Question 12: Is your business a protected action ballot agent for a protected action ballot conducted under Part 3-3 of the Fair Work Act 2009?
Question 13: Is your business a service provider that is required to comply with the data retention provisions in Part 5-1A of the Telecommunications (Interception and Access) Act 1979?
Question 14: Has your business voluntarily opted into the Privacy Act?
What to do if you are deemed to be compliant?
Be diligent about following the Privacy Act Guidelines. There are risks by not doing so, including loss of business, criminal liability, or loss of insurance cover.
In general, the time period to keep documents safe and secure is 7 years – but this depends on the kinds of personal information that you are storing, and the kinds of documents actually holding that information.

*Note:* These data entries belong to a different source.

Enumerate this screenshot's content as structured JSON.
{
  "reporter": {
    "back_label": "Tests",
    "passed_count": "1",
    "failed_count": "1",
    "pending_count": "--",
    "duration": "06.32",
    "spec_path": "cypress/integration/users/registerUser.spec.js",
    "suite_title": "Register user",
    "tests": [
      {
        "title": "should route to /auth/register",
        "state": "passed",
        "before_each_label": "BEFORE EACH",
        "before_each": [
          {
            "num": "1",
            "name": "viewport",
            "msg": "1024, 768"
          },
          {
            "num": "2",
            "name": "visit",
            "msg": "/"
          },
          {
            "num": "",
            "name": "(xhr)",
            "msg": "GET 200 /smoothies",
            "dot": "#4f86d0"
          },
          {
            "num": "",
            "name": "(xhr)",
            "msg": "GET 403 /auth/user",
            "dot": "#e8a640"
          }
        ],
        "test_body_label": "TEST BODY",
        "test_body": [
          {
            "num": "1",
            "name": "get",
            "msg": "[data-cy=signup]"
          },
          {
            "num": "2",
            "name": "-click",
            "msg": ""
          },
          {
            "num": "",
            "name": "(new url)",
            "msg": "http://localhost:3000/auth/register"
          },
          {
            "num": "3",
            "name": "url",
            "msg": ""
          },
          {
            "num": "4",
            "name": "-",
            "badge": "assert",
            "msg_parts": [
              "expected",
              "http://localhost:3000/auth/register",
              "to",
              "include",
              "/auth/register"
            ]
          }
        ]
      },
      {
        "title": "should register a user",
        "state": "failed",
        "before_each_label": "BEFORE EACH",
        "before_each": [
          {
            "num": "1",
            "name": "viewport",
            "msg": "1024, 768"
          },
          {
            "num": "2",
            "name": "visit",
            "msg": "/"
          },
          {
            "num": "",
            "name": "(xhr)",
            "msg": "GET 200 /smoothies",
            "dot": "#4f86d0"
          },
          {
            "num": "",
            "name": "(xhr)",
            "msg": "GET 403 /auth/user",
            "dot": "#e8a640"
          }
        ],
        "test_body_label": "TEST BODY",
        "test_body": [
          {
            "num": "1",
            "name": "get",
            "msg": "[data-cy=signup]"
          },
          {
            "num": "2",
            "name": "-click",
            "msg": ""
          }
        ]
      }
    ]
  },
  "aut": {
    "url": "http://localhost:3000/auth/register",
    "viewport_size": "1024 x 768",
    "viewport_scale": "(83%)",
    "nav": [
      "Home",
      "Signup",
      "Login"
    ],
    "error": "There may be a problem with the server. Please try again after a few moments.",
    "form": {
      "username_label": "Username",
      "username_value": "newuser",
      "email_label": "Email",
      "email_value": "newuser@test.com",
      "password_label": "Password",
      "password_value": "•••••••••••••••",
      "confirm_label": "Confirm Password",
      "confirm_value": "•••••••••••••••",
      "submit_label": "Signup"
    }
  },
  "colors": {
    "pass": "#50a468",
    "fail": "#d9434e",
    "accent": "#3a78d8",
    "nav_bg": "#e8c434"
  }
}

Once you are free to get rid of documents, then the key is to ensure they are securely destroyed by a reputable shredding and document destruction company. Ideally, they should guarantee complete destruction, and provide you with a Certificate of Destruction for your records. Make sure also that the company you choose is environmentally minded, recycling waste in the appropriate manner.
By shredding your data properly, you make sure that you are protected, your customers are protected, and your business is protected.
Rules about Document Destruction
As well as understanding the time period you are required to retain documents, there are also laws and guidelines when it comes to document destruction itself. If documents may be required for legal proceedings, for example, then it may be necessary to retain them indefinitely. If not, businesses are required to explain to their staff and have policies in place which ensures that all document and information destruction is undertaken safely and securely.
If you have any questions about managing your compliance with regard to document destruction, get in touch with a member of our team. We’ll make it easy for you.
*Questions sourced from the Australian Government Office of the Australian Information Commissioner